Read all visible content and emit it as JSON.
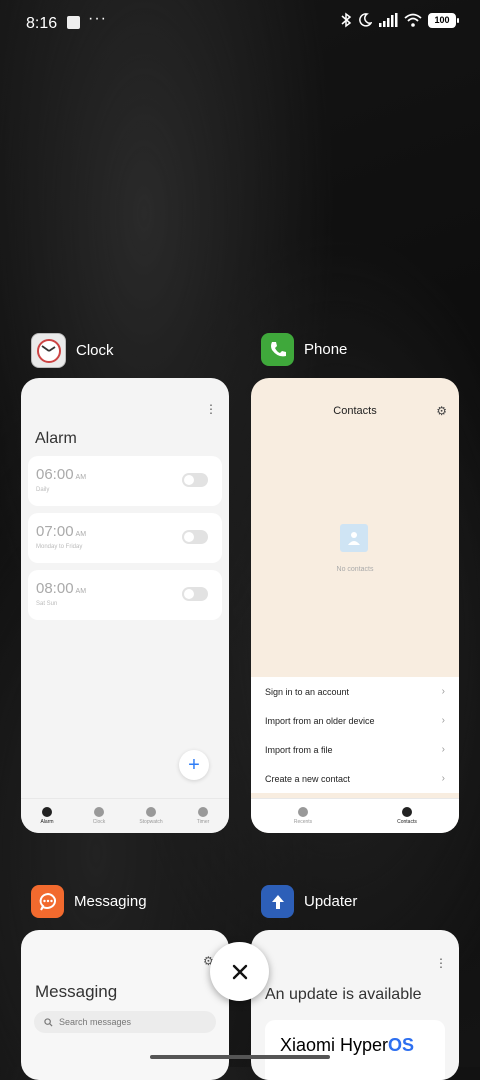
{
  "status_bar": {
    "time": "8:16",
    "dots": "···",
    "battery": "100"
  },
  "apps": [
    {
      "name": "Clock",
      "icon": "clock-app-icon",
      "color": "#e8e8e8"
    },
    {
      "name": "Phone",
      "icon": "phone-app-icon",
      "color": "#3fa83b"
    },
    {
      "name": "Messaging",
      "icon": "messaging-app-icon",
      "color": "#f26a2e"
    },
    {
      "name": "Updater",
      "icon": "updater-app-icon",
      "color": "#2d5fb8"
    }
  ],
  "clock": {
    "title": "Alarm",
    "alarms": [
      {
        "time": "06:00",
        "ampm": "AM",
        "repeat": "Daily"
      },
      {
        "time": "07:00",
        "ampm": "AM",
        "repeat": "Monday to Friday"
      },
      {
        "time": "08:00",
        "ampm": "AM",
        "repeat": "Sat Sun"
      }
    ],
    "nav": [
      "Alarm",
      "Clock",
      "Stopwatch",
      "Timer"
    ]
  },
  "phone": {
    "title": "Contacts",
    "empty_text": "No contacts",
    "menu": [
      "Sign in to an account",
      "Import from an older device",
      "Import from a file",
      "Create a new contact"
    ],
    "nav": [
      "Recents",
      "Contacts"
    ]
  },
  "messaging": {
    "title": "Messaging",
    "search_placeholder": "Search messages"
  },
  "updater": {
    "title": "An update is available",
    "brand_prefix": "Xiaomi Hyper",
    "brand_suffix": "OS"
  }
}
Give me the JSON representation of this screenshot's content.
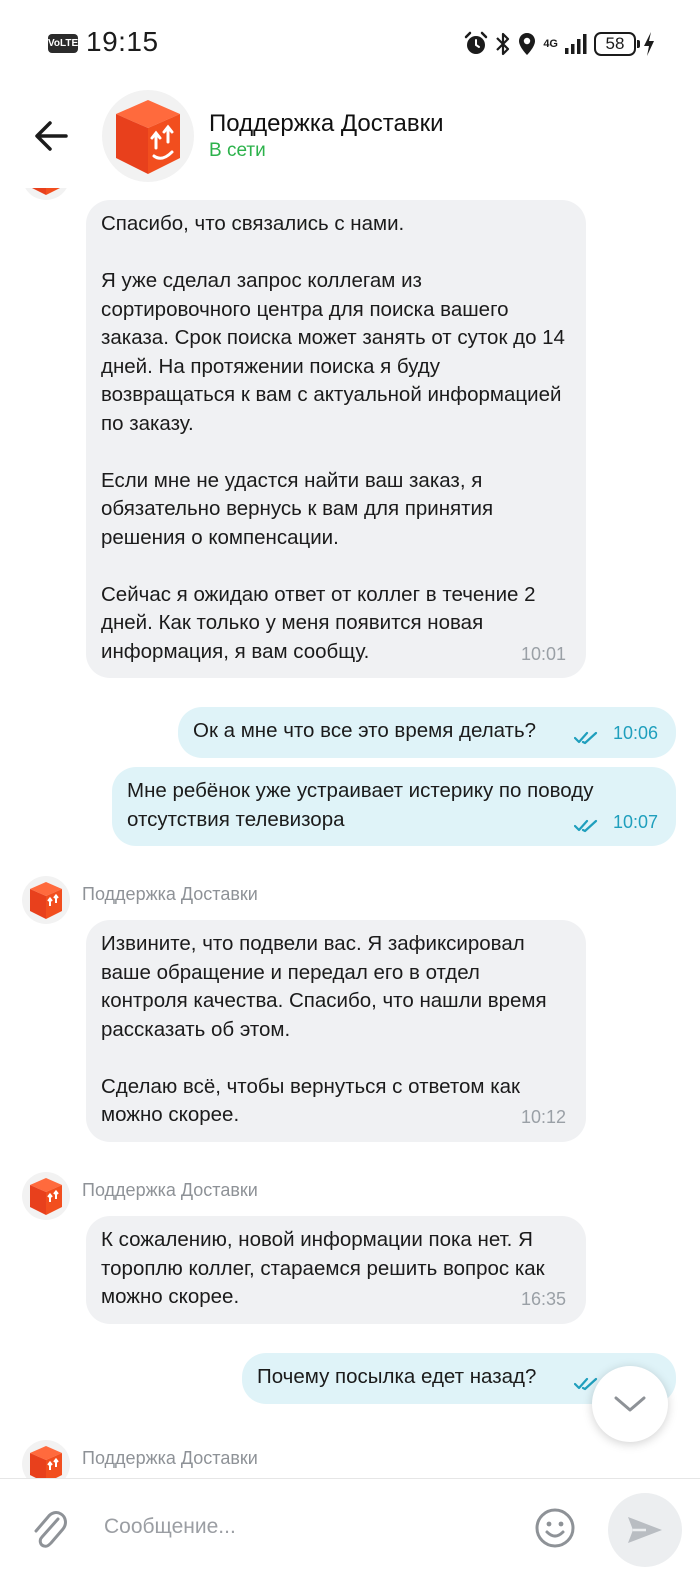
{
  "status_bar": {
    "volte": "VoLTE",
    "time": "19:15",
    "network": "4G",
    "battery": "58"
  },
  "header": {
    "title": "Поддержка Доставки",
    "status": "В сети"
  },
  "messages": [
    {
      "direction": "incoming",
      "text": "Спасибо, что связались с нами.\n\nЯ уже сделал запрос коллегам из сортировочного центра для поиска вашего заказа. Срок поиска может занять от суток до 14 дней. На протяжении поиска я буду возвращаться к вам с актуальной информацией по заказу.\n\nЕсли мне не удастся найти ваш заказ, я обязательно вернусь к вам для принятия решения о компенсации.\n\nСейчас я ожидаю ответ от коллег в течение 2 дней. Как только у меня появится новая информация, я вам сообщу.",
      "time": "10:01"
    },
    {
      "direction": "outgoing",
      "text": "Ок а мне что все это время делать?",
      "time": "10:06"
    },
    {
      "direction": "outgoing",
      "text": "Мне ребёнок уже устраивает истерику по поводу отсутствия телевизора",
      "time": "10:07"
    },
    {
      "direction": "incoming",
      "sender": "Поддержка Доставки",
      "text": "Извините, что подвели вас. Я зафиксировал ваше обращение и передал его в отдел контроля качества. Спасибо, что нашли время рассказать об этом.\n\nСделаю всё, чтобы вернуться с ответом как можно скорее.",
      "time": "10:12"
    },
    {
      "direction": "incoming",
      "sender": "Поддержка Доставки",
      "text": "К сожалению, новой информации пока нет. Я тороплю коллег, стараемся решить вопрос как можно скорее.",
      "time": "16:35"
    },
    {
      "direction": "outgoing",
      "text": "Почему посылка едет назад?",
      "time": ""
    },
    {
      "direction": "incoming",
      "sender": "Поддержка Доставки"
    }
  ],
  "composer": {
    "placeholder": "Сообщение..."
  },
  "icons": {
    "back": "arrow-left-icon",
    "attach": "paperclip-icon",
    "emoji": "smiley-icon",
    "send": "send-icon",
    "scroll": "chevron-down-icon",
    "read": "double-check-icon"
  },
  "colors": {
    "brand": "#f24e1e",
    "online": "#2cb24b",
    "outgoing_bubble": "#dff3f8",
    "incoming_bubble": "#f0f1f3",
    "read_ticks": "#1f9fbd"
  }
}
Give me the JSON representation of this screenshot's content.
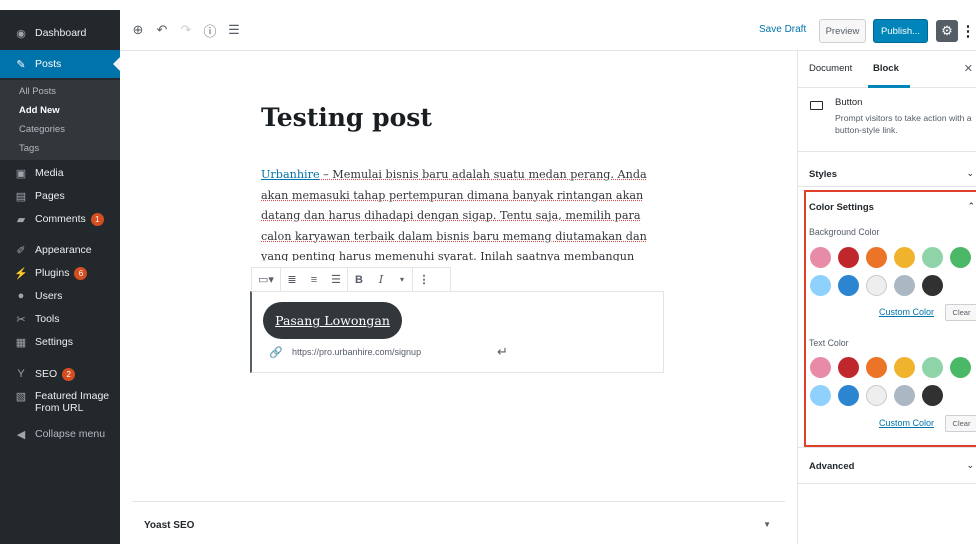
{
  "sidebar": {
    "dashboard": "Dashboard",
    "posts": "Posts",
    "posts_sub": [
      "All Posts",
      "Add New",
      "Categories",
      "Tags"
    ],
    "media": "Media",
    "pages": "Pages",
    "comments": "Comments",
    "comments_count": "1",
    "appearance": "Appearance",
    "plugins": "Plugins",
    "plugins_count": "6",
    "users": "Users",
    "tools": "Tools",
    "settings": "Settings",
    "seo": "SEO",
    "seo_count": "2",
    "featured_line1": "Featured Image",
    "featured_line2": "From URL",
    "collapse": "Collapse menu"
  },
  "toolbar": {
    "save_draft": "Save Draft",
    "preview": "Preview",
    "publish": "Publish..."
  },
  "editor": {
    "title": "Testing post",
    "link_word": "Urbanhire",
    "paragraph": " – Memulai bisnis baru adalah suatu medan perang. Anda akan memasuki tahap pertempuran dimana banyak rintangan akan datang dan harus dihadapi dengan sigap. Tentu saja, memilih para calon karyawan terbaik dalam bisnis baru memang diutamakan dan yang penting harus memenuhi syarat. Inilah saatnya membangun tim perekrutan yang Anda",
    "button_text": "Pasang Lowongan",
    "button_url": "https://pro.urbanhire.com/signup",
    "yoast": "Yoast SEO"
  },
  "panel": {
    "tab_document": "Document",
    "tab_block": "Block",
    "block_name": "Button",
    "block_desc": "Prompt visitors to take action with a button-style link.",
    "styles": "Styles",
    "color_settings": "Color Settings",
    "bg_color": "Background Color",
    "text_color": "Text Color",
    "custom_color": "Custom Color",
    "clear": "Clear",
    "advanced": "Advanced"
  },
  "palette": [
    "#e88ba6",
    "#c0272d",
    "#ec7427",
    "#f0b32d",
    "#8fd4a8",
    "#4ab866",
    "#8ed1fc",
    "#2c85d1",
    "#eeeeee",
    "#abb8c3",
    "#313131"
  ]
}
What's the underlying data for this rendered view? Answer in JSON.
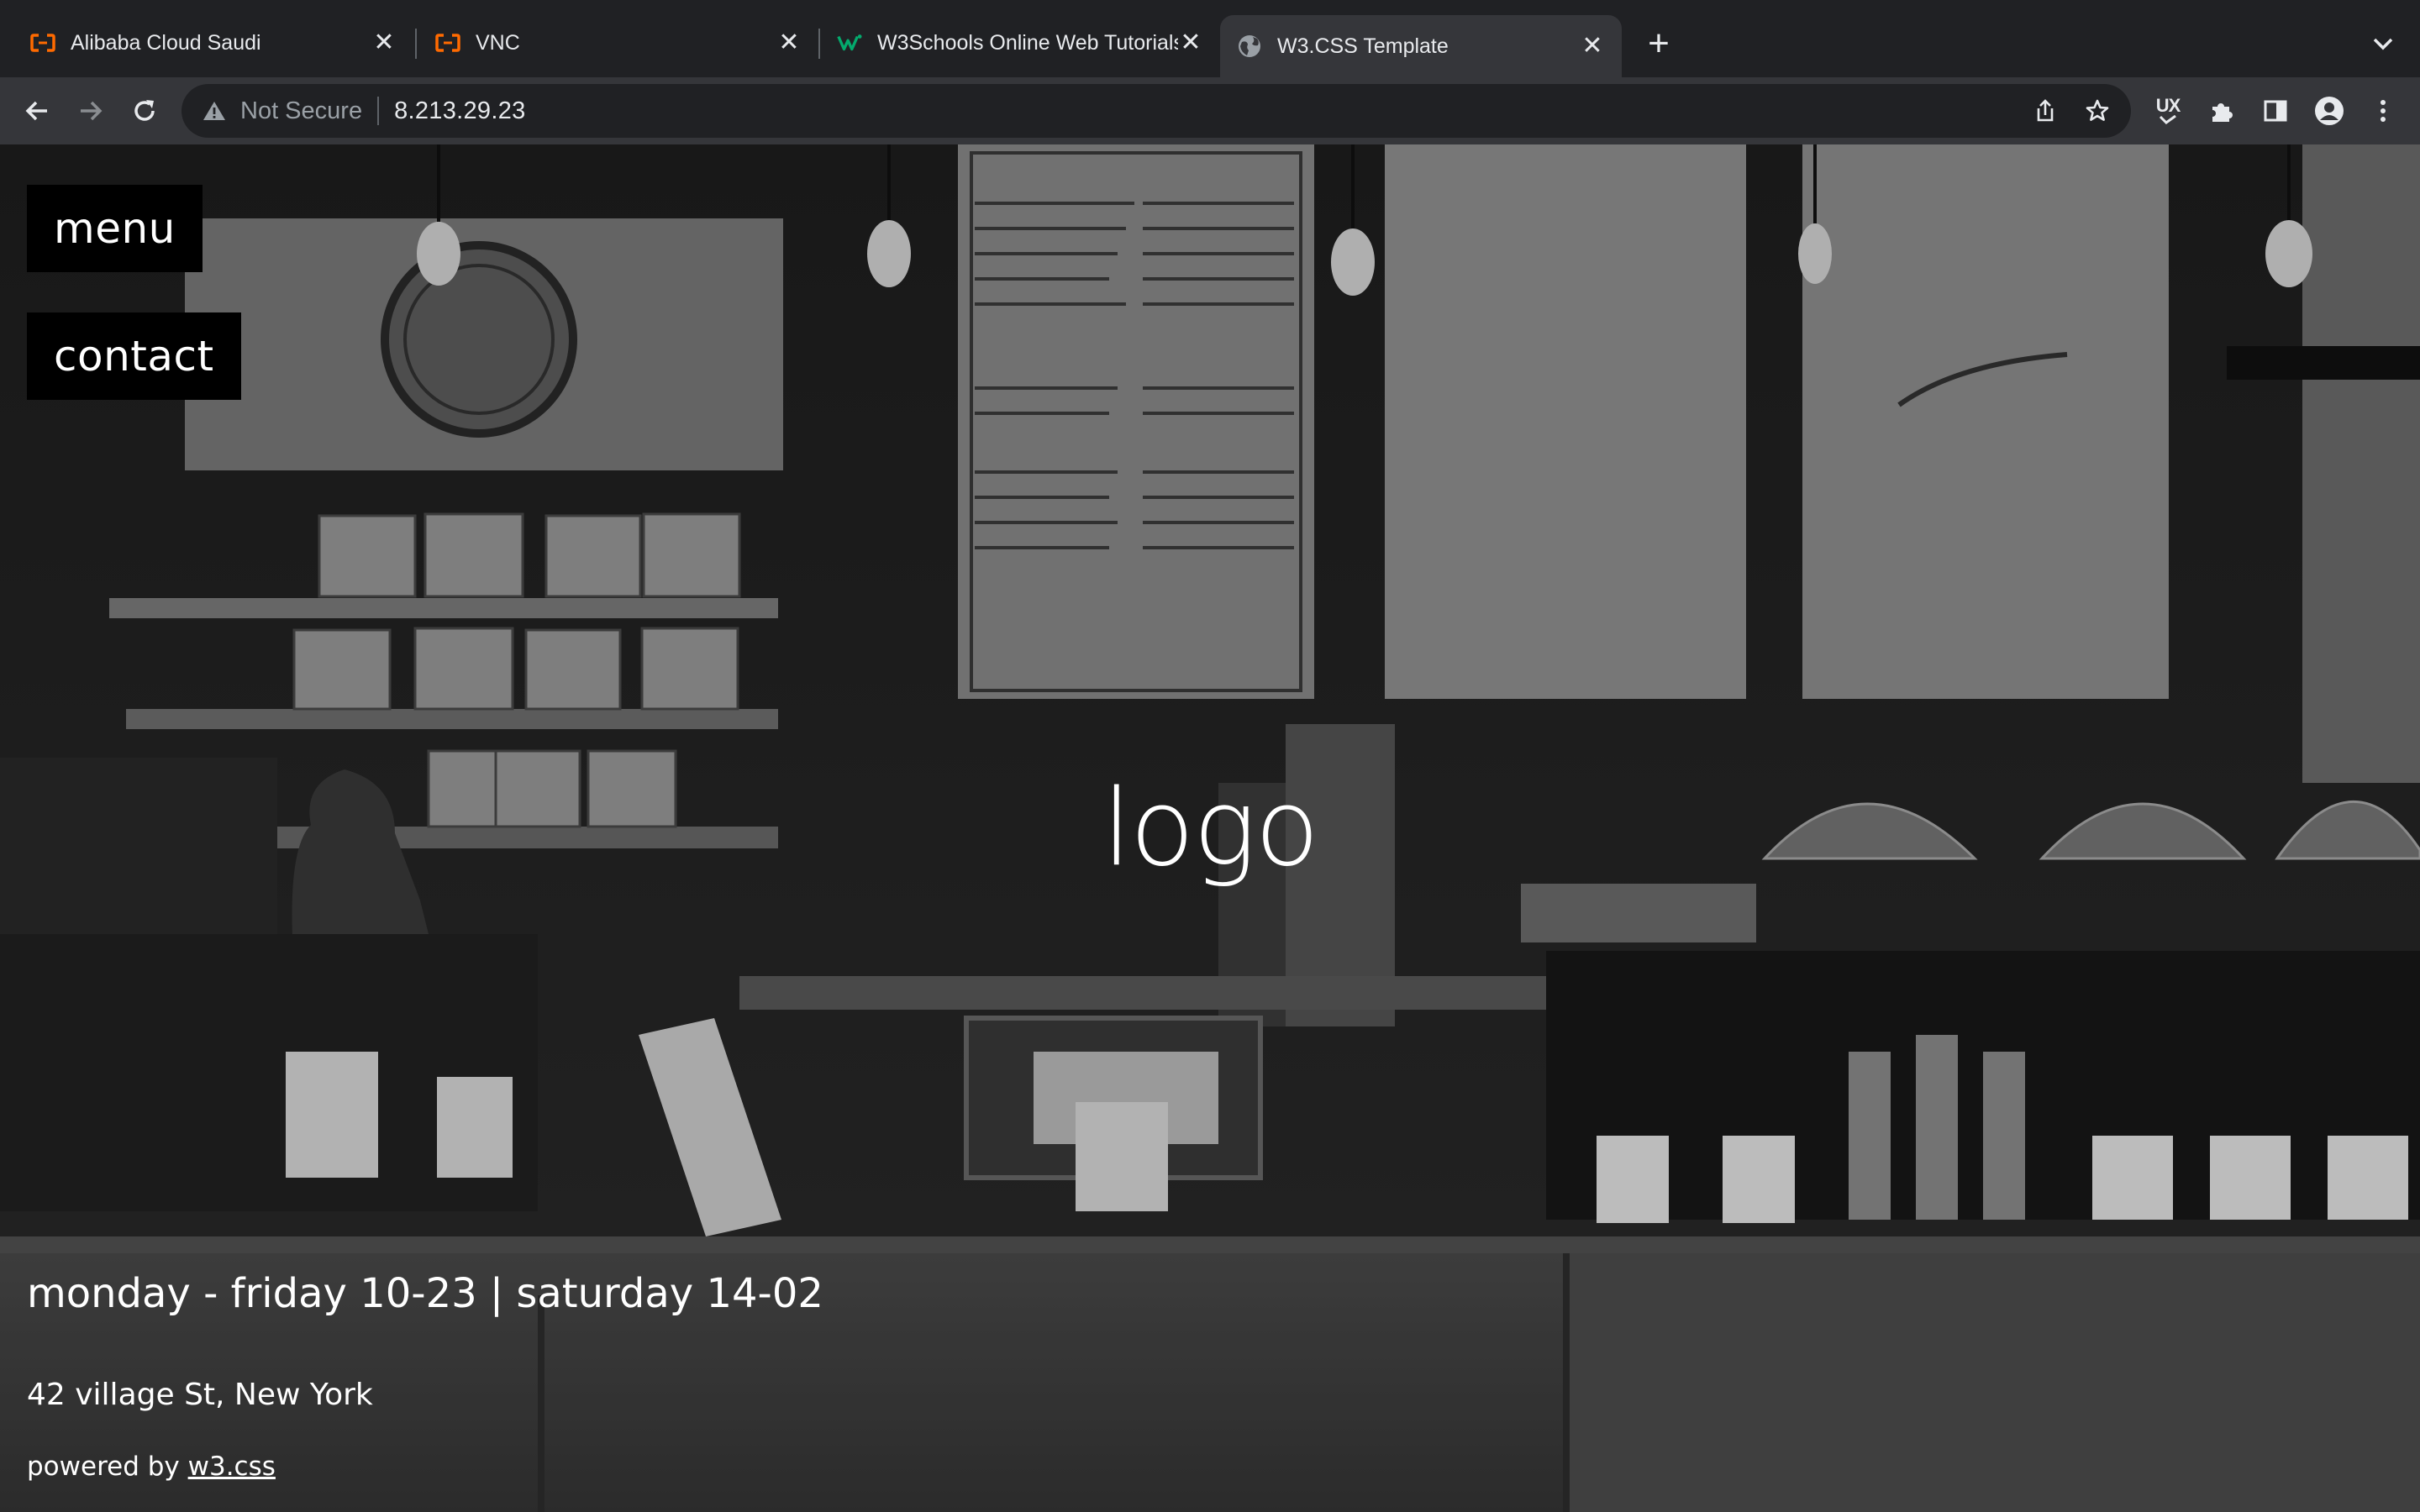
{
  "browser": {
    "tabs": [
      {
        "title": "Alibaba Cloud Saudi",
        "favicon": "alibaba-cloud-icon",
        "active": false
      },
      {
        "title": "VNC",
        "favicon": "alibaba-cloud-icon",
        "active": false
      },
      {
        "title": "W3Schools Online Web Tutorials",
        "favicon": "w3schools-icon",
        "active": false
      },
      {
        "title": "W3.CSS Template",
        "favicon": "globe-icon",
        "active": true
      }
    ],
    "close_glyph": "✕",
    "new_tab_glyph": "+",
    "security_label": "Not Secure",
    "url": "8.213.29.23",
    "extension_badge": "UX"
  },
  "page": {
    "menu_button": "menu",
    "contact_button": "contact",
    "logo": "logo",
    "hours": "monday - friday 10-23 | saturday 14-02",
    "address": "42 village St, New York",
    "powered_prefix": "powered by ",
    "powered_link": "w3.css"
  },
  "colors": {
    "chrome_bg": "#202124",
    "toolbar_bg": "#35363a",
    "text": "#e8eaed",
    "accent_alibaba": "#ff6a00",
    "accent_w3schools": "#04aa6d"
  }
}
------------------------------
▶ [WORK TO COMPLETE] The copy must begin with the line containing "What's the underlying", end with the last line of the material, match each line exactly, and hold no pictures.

▶ [OUTPUT FOR THIS TASK]
What's the underlying data for this rendered view? Answer in JSON.
{
  "browser": {
    "tabs": [
      {
        "title": "Alibaba Cloud Saudi",
        "favicon": "alibaba-cloud-icon",
        "active": false
      },
      {
        "title": "VNC",
        "favicon": "alibaba-cloud-icon",
        "active": false
      },
      {
        "title": "W3Schools Online Web Tutorials",
        "favicon": "w3schools-icon",
        "active": false
      },
      {
        "title": "W3.CSS Template",
        "favicon": "globe-icon",
        "active": true
      }
    ],
    "close_glyph": "✕",
    "new_tab_glyph": "+",
    "security_label": "Not Secure",
    "url": "8.213.29.23",
    "extension_badge": "UX"
  },
  "page": {
    "menu_button": "menu",
    "contact_button": "contact",
    "logo": "logo",
    "hours": "monday - friday 10-23 | saturday 14-02",
    "address": "42 village St, New York",
    "powered_prefix": "powered by ",
    "powered_link": "w3.css"
  },
  "colors": {
    "chrome_bg": "#202124",
    "toolbar_bg": "#35363a",
    "text": "#e8eaed",
    "accent_alibaba": "#ff6a00",
    "accent_w3schools": "#04aa6d"
  }
}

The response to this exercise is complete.